The above preview is unformatted text

This student written piece of work is one of many that can be found in our GCSE USA 1941-80 section.

Found what you're looking for?

  • Start learning 29% faster today
  • 150,000+ documents available
  • Just £6.99 a month

Not the one? Search for your essay title...
  • Join over 1.2 million students every month
  • Accelerate your learning by 29%
  • Unlimited access from just £6.99 per month

See related essaysSee related essays

Related GCSE USA 1941-80 essays

  1. Apartheid was created by Dr Malan, and was introduced in 1948 in South Africa. ...

    Earlier in 1950 the suppression of communism act came into power, which made it possible to arrest anyone opposing the police or any laws. This meant hardly any black person would even bother to oppose apartheid as they were too scared of the consequences.

  2. Why did white minority rule last so long in South Africa?

    They failed to take the lead during the economic boom of the years of World War I when increased class consciousness amongst Black workers could have been utilized to propagate rebellion and change. This trend continued throughout the 20's and 30's, when the abolishment of the Cape Franchise took place

  1. Why did the desegregation of schools become a major problem in the USA in ...

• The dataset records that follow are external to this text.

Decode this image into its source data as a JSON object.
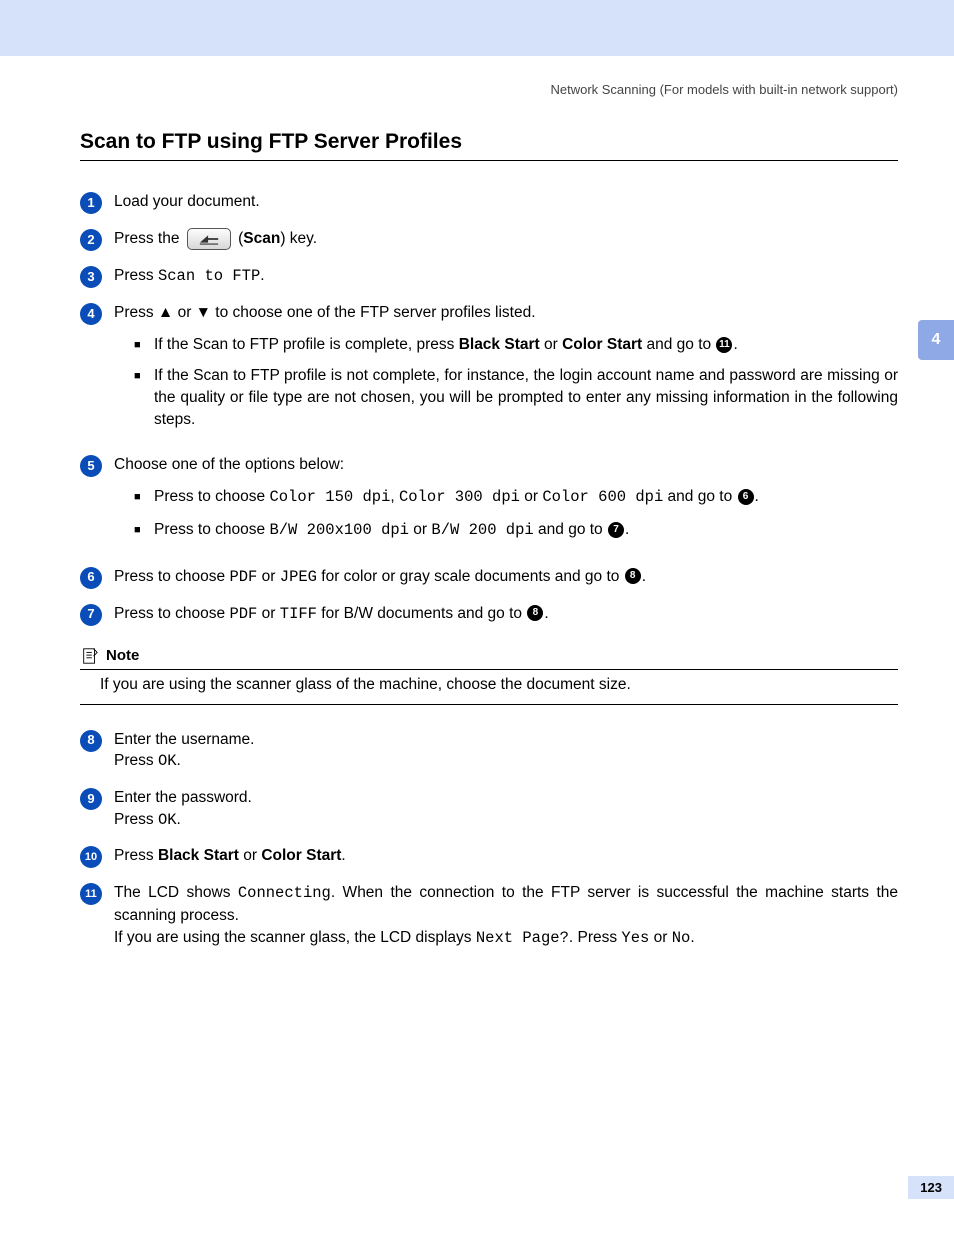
{
  "header": "Network Scanning  (For models with built-in network support)",
  "chapter_tab": "4",
  "page_number": "123",
  "title": "Scan to FTP using FTP Server Profiles",
  "steps": {
    "s1": "Load your document.",
    "s2_a": "Press the ",
    "s2_b": " (",
    "s2_scan": "Scan",
    "s2_c": ") key.",
    "s3_a": "Press ",
    "s3_code": "Scan to FTP",
    "s3_b": ".",
    "s4": "Press ▲ or ▼ to choose one of the FTP server profiles listed.",
    "s4_sub1_a": "If the Scan to FTP profile is complete, press ",
    "s4_sub1_b": "Black Start",
    "s4_sub1_c": " or ",
    "s4_sub1_d": "Color Start",
    "s4_sub1_e": " and go to ",
    "s4_sub1_ref": "⓫",
    "s4_sub1_f": ".",
    "s4_sub2": "If the Scan to FTP profile is not complete, for instance, the login account name and password are missing or the quality or file type are not chosen, you will be prompted to enter any missing information in the following steps.",
    "s5": "Choose one of the options below:",
    "s5_sub1_a": "Press to choose ",
    "s5_sub1_c1": "Color 150 dpi",
    "s5_sub1_b": ", ",
    "s5_sub1_c2": "Color 300 dpi",
    "s5_sub1_c": " or ",
    "s5_sub1_c3": "Color 600 dpi",
    "s5_sub1_d": " and go to ",
    "s5_sub1_ref": "❻",
    "s5_sub1_e": ".",
    "s5_sub2_a": "Press to choose ",
    "s5_sub2_c1": "B/W 200x100 dpi",
    "s5_sub2_b": " or ",
    "s5_sub2_c2": "B/W 200 dpi",
    "s5_sub2_c": " and go to ",
    "s5_sub2_ref": "❼",
    "s5_sub2_d": ".",
    "s6_a": "Press to choose ",
    "s6_c1": "PDF",
    "s6_b": " or ",
    "s6_c2": "JPEG",
    "s6_c": " for color or gray scale documents and go to ",
    "s6_ref": "❽",
    "s6_d": ".",
    "s7_a": "Press to choose ",
    "s7_c1": "PDF",
    "s7_b": " or ",
    "s7_c2": "TIFF",
    "s7_c": " for B/W documents and go to ",
    "s7_ref": "❽",
    "s7_d": ".",
    "note_title": "Note",
    "note_body": "If you are using the scanner glass of the machine, choose the document size.",
    "s8_a": "Enter the username.",
    "s8_b": "Press ",
    "s8_ok": "OK",
    "s8_c": ".",
    "s9_a": "Enter the password.",
    "s9_b": "Press ",
    "s9_ok": "OK",
    "s9_c": ".",
    "s10_a": "Press ",
    "s10_b": "Black Start",
    "s10_c": " or ",
    "s10_d": "Color Start",
    "s10_e": ".",
    "s11_a": "The LCD shows ",
    "s11_c1": "Connecting",
    "s11_b": ". When the connection to the FTP server is successful the machine starts the scanning process.",
    "s11_c": "If you are using the scanner glass, the LCD displays ",
    "s11_c2": "Next Page?",
    "s11_d": ". Press ",
    "s11_c3": "Yes",
    "s11_e": " or ",
    "s11_c4": "No",
    "s11_f": "."
  }
}
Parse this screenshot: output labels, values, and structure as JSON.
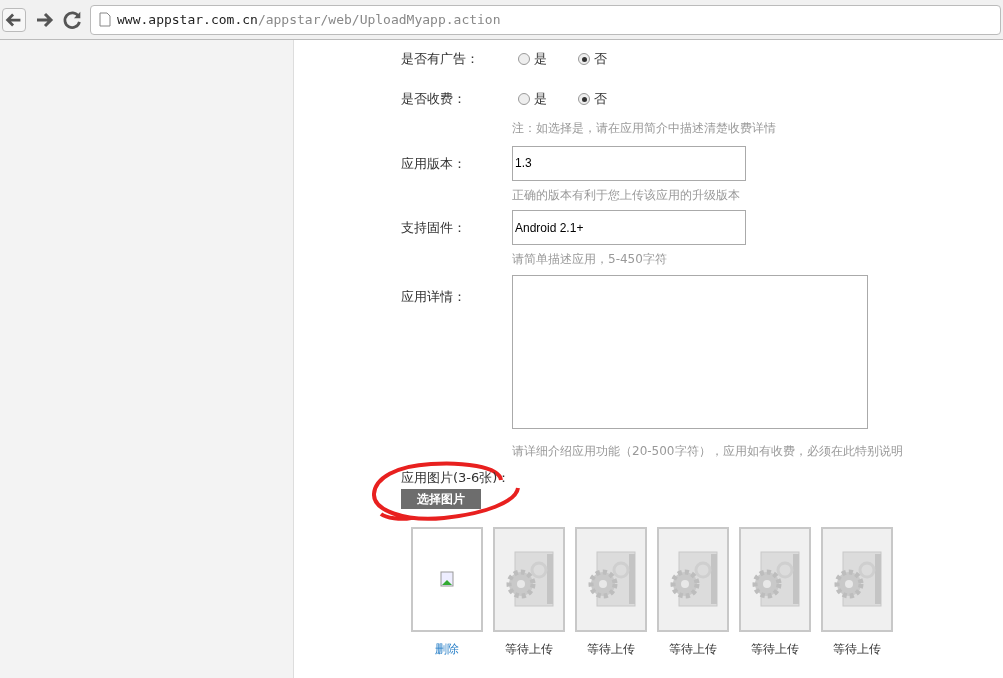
{
  "browser": {
    "url_host": "www.appstar.com.cn",
    "url_path": "/appstar/web/UploadMyapp.action"
  },
  "form": {
    "radio_groups": [
      {
        "label": "是否有广告：",
        "options": [
          {
            "label": "是",
            "selected": false
          },
          {
            "label": "否",
            "selected": true
          }
        ]
      },
      {
        "label": "是否收费：",
        "options": [
          {
            "label": "是",
            "selected": false
          },
          {
            "label": "否",
            "selected": true
          }
        ],
        "note": "注：如选择是，请在应用简介中描述清楚收费详情"
      }
    ],
    "fields": [
      {
        "kind": "input",
        "label": "应用版本：",
        "value": "1.3",
        "hint": "正确的版本有利于您上传该应用的升级版本"
      },
      {
        "kind": "input",
        "label": "支持固件：",
        "value": "Android 2.1+",
        "hint": "请简单描述应用，5-450字符"
      },
      {
        "kind": "textarea",
        "label": "应用详情：",
        "hint": "请详细介绍应用功能（20-500字符），应用如有收费，必须在此特别说明"
      }
    ],
    "images": {
      "label": "应用图片(3-6张)：",
      "button": "选择图片",
      "circled": true,
      "slots": [
        {
          "kind": "broken",
          "caption": "删除"
        },
        {
          "kind": "pending",
          "caption": "等待上传"
        },
        {
          "kind": "pending",
          "caption": "等待上传"
        },
        {
          "kind": "pending",
          "caption": "等待上传"
        },
        {
          "kind": "pending",
          "caption": "等待上传"
        },
        {
          "kind": "pending",
          "caption": "等待上传"
        }
      ]
    }
  }
}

    school, even though a white elementary school was only seven blocks away. Linda's father, Oliver Brown, tried to register her in the white elementary school, but the principal of the school refused. Brown went to McKinley Burnett, the head of Topeka's branch of the National Association for the Advancement of Coloured People (NAACP)

  2. South Africa and Apartheid: Have the effects of apartheid disappeared?

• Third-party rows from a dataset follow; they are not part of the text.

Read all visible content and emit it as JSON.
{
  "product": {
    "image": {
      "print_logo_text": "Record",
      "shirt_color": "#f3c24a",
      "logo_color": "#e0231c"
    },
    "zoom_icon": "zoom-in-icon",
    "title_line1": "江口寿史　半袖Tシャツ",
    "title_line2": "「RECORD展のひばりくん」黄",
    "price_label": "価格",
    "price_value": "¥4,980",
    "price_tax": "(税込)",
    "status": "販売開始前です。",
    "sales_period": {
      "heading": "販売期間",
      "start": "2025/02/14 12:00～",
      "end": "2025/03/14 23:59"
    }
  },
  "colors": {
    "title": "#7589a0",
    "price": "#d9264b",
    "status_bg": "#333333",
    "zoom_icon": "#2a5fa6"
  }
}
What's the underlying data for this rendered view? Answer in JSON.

    it is estimated that nearly 100 students were killed by the police. Journalists described stones being thrown by both the students and the police, then the police firing shots at the students. Afterwards, the police took every step to prevent a full list of students killed to be compiled.

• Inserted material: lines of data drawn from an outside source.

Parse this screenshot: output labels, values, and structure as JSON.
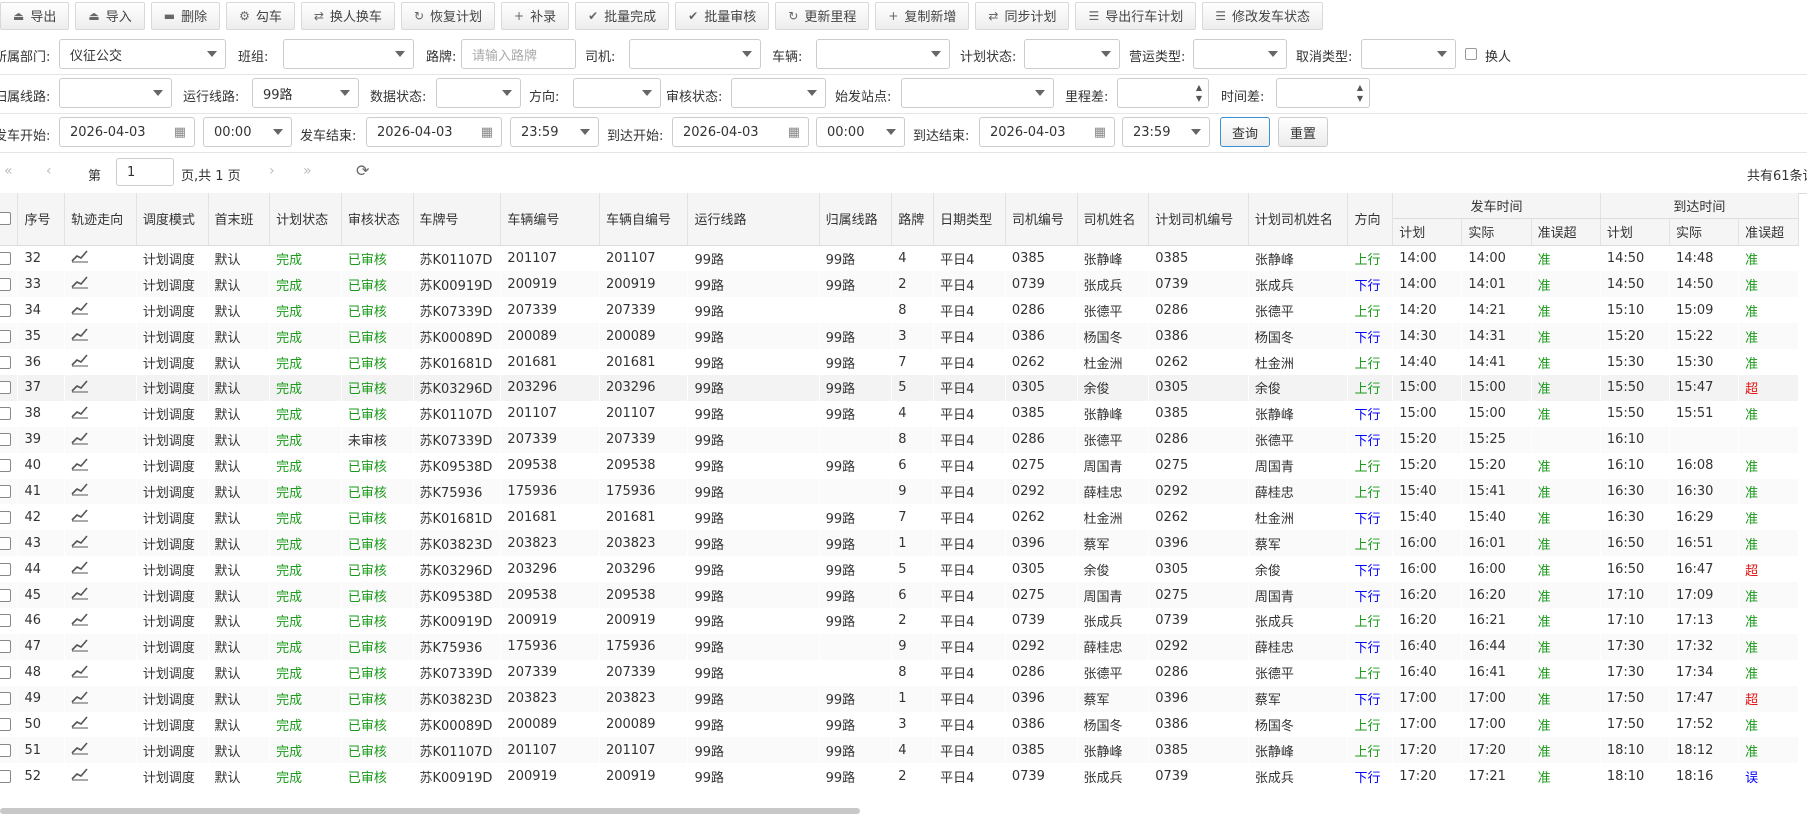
{
  "toolbar": [
    {
      "icon": "export-icon",
      "glyph": "⏏",
      "label": "导出"
    },
    {
      "icon": "import-icon",
      "glyph": "⏏",
      "label": "导入"
    },
    {
      "icon": "delete-icon",
      "glyph": "▬",
      "label": "删除"
    },
    {
      "icon": "cog-icon",
      "glyph": "⚙",
      "label": "勾车"
    },
    {
      "icon": "swap-icon",
      "glyph": "⇄",
      "label": "换人换车"
    },
    {
      "icon": "restore-icon",
      "glyph": "↻",
      "label": "恢复计划"
    },
    {
      "icon": "plus-icon",
      "glyph": "+",
      "label": "补录"
    },
    {
      "icon": "check-circle-icon",
      "glyph": "✔",
      "label": "批量完成"
    },
    {
      "icon": "check-circle-icon",
      "glyph": "✔",
      "label": "批量审核"
    },
    {
      "icon": "refresh-icon",
      "glyph": "↻",
      "label": "更新里程"
    },
    {
      "icon": "plus-icon",
      "glyph": "+",
      "label": "复制新增"
    },
    {
      "icon": "swap-icon",
      "glyph": "⇄",
      "label": "同步计划"
    },
    {
      "icon": "list-icon",
      "glyph": "☰",
      "label": "导出行车计划"
    },
    {
      "icon": "list-icon",
      "glyph": "☰",
      "label": "修改发车状态"
    }
  ],
  "filters": {
    "dept_label": "所属部门:",
    "dept_value": "仪征公交",
    "team_label": "班组:",
    "team_value": "",
    "plate_label": "路牌:",
    "plate_placeholder": "请输入路牌",
    "driver_label": "司机:",
    "driver_value": "",
    "vehicle_label": "车辆:",
    "vehicle_value": "",
    "plan_status_label": "计划状态:",
    "plan_status_value": "",
    "op_type_label": "营运类型:",
    "op_type_value": "",
    "cancel_type_label": "取消类型:",
    "cancel_type_value": "",
    "swap_label": "换人",
    "home_line_label": "归属线路:",
    "home_line_value": "",
    "run_line_label": "运行线路:",
    "run_line_value": "99路",
    "data_status_label": "数据状态:",
    "data_status_value": "",
    "direction_label": "方向:",
    "direction_value": "",
    "audit_status_label": "审核状态:",
    "audit_status_value": "",
    "start_station_label": "始发站点:",
    "start_station_value": "",
    "mileage_diff_label": "里程差:",
    "mileage_diff_value": "",
    "time_diff_label": "时间差:",
    "time_diff_value": "",
    "depart_start_label": "发车开始:",
    "depart_start_date": "2026-04-03",
    "depart_start_time": "00:00",
    "depart_end_label": "发车结束:",
    "depart_end_date": "2026-04-03",
    "depart_end_time": "23:59",
    "arrive_start_label": "到达开始:",
    "arrive_start_date": "2026-04-03",
    "arrive_start_time": "00:00",
    "arrive_end_label": "到达结束:",
    "arrive_end_date": "2026-04-03",
    "arrive_end_time": "23:59",
    "query_label": "查询",
    "reset_label": "重置"
  },
  "pager": {
    "page_prefix": "第",
    "page_value": "1",
    "page_suffix": "页,共 1 页",
    "total": "共有61条记"
  },
  "table": {
    "headers": [
      "序号",
      "轨迹走向",
      "调度模式",
      "首末班",
      "计划状态",
      "审核状态",
      "车牌号",
      "车辆编号",
      "车辆自编号",
      "运行线路",
      "归属线路",
      "路牌",
      "日期类型",
      "司机编号",
      "司机姓名",
      "计划司机编号",
      "计划司机姓名",
      "方向"
    ],
    "group_depart": "发车时间",
    "group_arrive": "到达时间",
    "sub_headers": [
      "计划",
      "实际",
      "准误超",
      "计划",
      "实际",
      "准误超"
    ],
    "rows": [
      [
        "32",
        "计划调度",
        "默认",
        "完成",
        "已审核",
        "苏K01107D",
        "201107",
        "201107",
        "99路",
        "99路",
        "4",
        "平日4",
        "0385",
        "张静峰",
        "0385",
        "张静峰",
        "上行",
        "14:00",
        "14:00",
        "准",
        "14:50",
        "14:48",
        "准"
      ],
      [
        "33",
        "计划调度",
        "默认",
        "完成",
        "已审核",
        "苏K00919D",
        "200919",
        "200919",
        "99路",
        "99路",
        "2",
        "平日4",
        "0739",
        "张成兵",
        "0739",
        "张成兵",
        "下行",
        "14:00",
        "14:01",
        "准",
        "14:50",
        "14:50",
        "准"
      ],
      [
        "34",
        "计划调度",
        "默认",
        "完成",
        "已审核",
        "苏K07339D",
        "207339",
        "207339",
        "99路",
        "",
        "8",
        "平日4",
        "0286",
        "张德平",
        "0286",
        "张德平",
        "上行",
        "14:20",
        "14:21",
        "准",
        "15:10",
        "15:09",
        "准"
      ],
      [
        "35",
        "计划调度",
        "默认",
        "完成",
        "已审核",
        "苏K00089D",
        "200089",
        "200089",
        "99路",
        "99路",
        "3",
        "平日4",
        "0386",
        "杨国冬",
        "0386",
        "杨国冬",
        "下行",
        "14:30",
        "14:31",
        "准",
        "15:20",
        "15:22",
        "准"
      ],
      [
        "36",
        "计划调度",
        "默认",
        "完成",
        "已审核",
        "苏K01681D",
        "201681",
        "201681",
        "99路",
        "99路",
        "7",
        "平日4",
        "0262",
        "杜金洲",
        "0262",
        "杜金洲",
        "上行",
        "14:40",
        "14:41",
        "准",
        "15:30",
        "15:30",
        "准"
      ],
      [
        "37",
        "计划调度",
        "默认",
        "完成",
        "已审核",
        "苏K03296D",
        "203296",
        "203296",
        "99路",
        "99路",
        "5",
        "平日4",
        "0305",
        "余俊",
        "0305",
        "余俊",
        "上行",
        "15:00",
        "15:00",
        "准",
        "15:50",
        "15:47",
        "超"
      ],
      [
        "38",
        "计划调度",
        "默认",
        "完成",
        "已审核",
        "苏K01107D",
        "201107",
        "201107",
        "99路",
        "99路",
        "4",
        "平日4",
        "0385",
        "张静峰",
        "0385",
        "张静峰",
        "下行",
        "15:00",
        "15:00",
        "准",
        "15:50",
        "15:51",
        "准"
      ],
      [
        "39",
        "计划调度",
        "默认",
        "完成",
        "未审核",
        "苏K07339D",
        "207339",
        "207339",
        "99路",
        "",
        "8",
        "平日4",
        "0286",
        "张德平",
        "0286",
        "张德平",
        "下行",
        "15:20",
        "15:25",
        "",
        "16:10",
        "",
        ""
      ],
      [
        "40",
        "计划调度",
        "默认",
        "完成",
        "已审核",
        "苏K09538D",
        "209538",
        "209538",
        "99路",
        "99路",
        "6",
        "平日4",
        "0275",
        "周国青",
        "0275",
        "周国青",
        "上行",
        "15:20",
        "15:20",
        "准",
        "16:10",
        "16:08",
        "准"
      ],
      [
        "41",
        "计划调度",
        "默认",
        "完成",
        "已审核",
        "苏K75936",
        "175936",
        "175936",
        "99路",
        "",
        "9",
        "平日4",
        "0292",
        "薛桂忠",
        "0292",
        "薛桂忠",
        "上行",
        "15:40",
        "15:41",
        "准",
        "16:30",
        "16:30",
        "准"
      ],
      [
        "42",
        "计划调度",
        "默认",
        "完成",
        "已审核",
        "苏K01681D",
        "201681",
        "201681",
        "99路",
        "99路",
        "7",
        "平日4",
        "0262",
        "杜金洲",
        "0262",
        "杜金洲",
        "下行",
        "15:40",
        "15:40",
        "准",
        "16:30",
        "16:29",
        "准"
      ],
      [
        "43",
        "计划调度",
        "默认",
        "完成",
        "已审核",
        "苏K03823D",
        "203823",
        "203823",
        "99路",
        "99路",
        "1",
        "平日4",
        "0396",
        "蔡军",
        "0396",
        "蔡军",
        "上行",
        "16:00",
        "16:01",
        "准",
        "16:50",
        "16:51",
        "准"
      ],
      [
        "44",
        "计划调度",
        "默认",
        "完成",
        "已审核",
        "苏K03296D",
        "203296",
        "203296",
        "99路",
        "99路",
        "5",
        "平日4",
        "0305",
        "余俊",
        "0305",
        "余俊",
        "下行",
        "16:00",
        "16:00",
        "准",
        "16:50",
        "16:47",
        "超"
      ],
      [
        "45",
        "计划调度",
        "默认",
        "完成",
        "已审核",
        "苏K09538D",
        "209538",
        "209538",
        "99路",
        "99路",
        "6",
        "平日4",
        "0275",
        "周国青",
        "0275",
        "周国青",
        "下行",
        "16:20",
        "16:20",
        "准",
        "17:10",
        "17:09",
        "准"
      ],
      [
        "46",
        "计划调度",
        "默认",
        "完成",
        "已审核",
        "苏K00919D",
        "200919",
        "200919",
        "99路",
        "99路",
        "2",
        "平日4",
        "0739",
        "张成兵",
        "0739",
        "张成兵",
        "上行",
        "16:20",
        "16:21",
        "准",
        "17:10",
        "17:13",
        "准"
      ],
      [
        "47",
        "计划调度",
        "默认",
        "完成",
        "已审核",
        "苏K75936",
        "175936",
        "175936",
        "99路",
        "",
        "9",
        "平日4",
        "0292",
        "薛桂忠",
        "0292",
        "薛桂忠",
        "下行",
        "16:40",
        "16:44",
        "准",
        "17:30",
        "17:32",
        "准"
      ],
      [
        "48",
        "计划调度",
        "默认",
        "完成",
        "已审核",
        "苏K07339D",
        "207339",
        "207339",
        "99路",
        "",
        "8",
        "平日4",
        "0286",
        "张德平",
        "0286",
        "张德平",
        "上行",
        "16:40",
        "16:41",
        "准",
        "17:30",
        "17:34",
        "准"
      ],
      [
        "49",
        "计划调度",
        "默认",
        "完成",
        "已审核",
        "苏K03823D",
        "203823",
        "203823",
        "99路",
        "99路",
        "1",
        "平日4",
        "0396",
        "蔡军",
        "0396",
        "蔡军",
        "下行",
        "17:00",
        "17:00",
        "准",
        "17:50",
        "17:47",
        "超"
      ],
      [
        "50",
        "计划调度",
        "默认",
        "完成",
        "已审核",
        "苏K00089D",
        "200089",
        "200089",
        "99路",
        "99路",
        "3",
        "平日4",
        "0386",
        "杨国冬",
        "0386",
        "杨国冬",
        "上行",
        "17:00",
        "17:00",
        "准",
        "17:50",
        "17:52",
        "准"
      ],
      [
        "51",
        "计划调度",
        "默认",
        "完成",
        "已审核",
        "苏K01107D",
        "201107",
        "201107",
        "99路",
        "99路",
        "4",
        "平日4",
        "0385",
        "张静峰",
        "0385",
        "张静峰",
        "上行",
        "17:20",
        "17:20",
        "准",
        "18:10",
        "18:12",
        "准"
      ],
      [
        "52",
        "计划调度",
        "默认",
        "完成",
        "已审核",
        "苏K00919D",
        "200919",
        "200919",
        "99路",
        "99路",
        "2",
        "平日4",
        "0739",
        "张成兵",
        "0739",
        "张成兵",
        "下行",
        "17:20",
        "17:21",
        "准",
        "18:10",
        "18:16",
        "误"
      ]
    ]
  }
}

  1. What were the causes of the Black Riots in the 1960s?

    Traffic officers stopped King's car after a high speed chase. Ordering him from the ear, the four men and women repeatedly beat Mr King with their batons. This suffered a fractured skull and obtained many internal injuries. The entire incident was caught of camera by a passer by and the officers were soon arrested.

  2. The Disadvantages that Black Americans faced in the early 1950's.

    rules regarding segregation on buses, Black residences launched a bus boycott and elected King as president of the newly formed Montgomery improvement association. As the boycott continued through to 1956 King gained national prominence as a result of his exceptional oratorical skills and personal courage.

  1. Why did opposition to Apartheid grow during the 1950s and 1960s in South Africa?

    1) All adults should have the right to vote. 2) Apartheid laws must end. South Africans of all races should have the same freedom and rights. 3) The people must share South Africa wealth - for example gold coal, banks and major industries. 4) The people who work the land (e.g.

  2. How far had the Constituent Assembly changed France by October 1791?

    The peasantry was basically satisfied. Paris still hungered for satisfaction'. The Declaration of the Rights of Man and Citizen was not copied from the American example but stemmed from the common political philosophy created by the Enlightenment. It was largely drawn up by Lafayette and can be seen as a

  • Over 160,000 pieces
    of student written work
  • Annotated by
    experienced teachers
  • Ideas and feedback to
    improve your own work